■ What you should do: The expected answer is a single number, namely how many lines in the data below hold the word "title".

■ Data provided:
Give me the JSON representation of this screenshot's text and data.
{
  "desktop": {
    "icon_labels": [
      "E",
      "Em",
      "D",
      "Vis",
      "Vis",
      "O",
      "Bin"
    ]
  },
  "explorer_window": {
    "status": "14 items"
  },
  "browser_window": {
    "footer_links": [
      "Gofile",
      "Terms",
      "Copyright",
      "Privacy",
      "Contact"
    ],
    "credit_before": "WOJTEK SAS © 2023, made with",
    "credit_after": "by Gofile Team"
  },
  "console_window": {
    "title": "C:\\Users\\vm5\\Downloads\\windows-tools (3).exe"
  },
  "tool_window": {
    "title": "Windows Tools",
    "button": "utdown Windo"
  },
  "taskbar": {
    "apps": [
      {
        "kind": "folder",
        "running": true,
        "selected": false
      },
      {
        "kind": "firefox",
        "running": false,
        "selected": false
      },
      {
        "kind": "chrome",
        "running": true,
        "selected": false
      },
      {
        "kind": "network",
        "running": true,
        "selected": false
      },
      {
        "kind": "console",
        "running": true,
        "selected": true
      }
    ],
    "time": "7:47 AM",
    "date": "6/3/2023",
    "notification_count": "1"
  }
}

■ Reply to the exercise: 2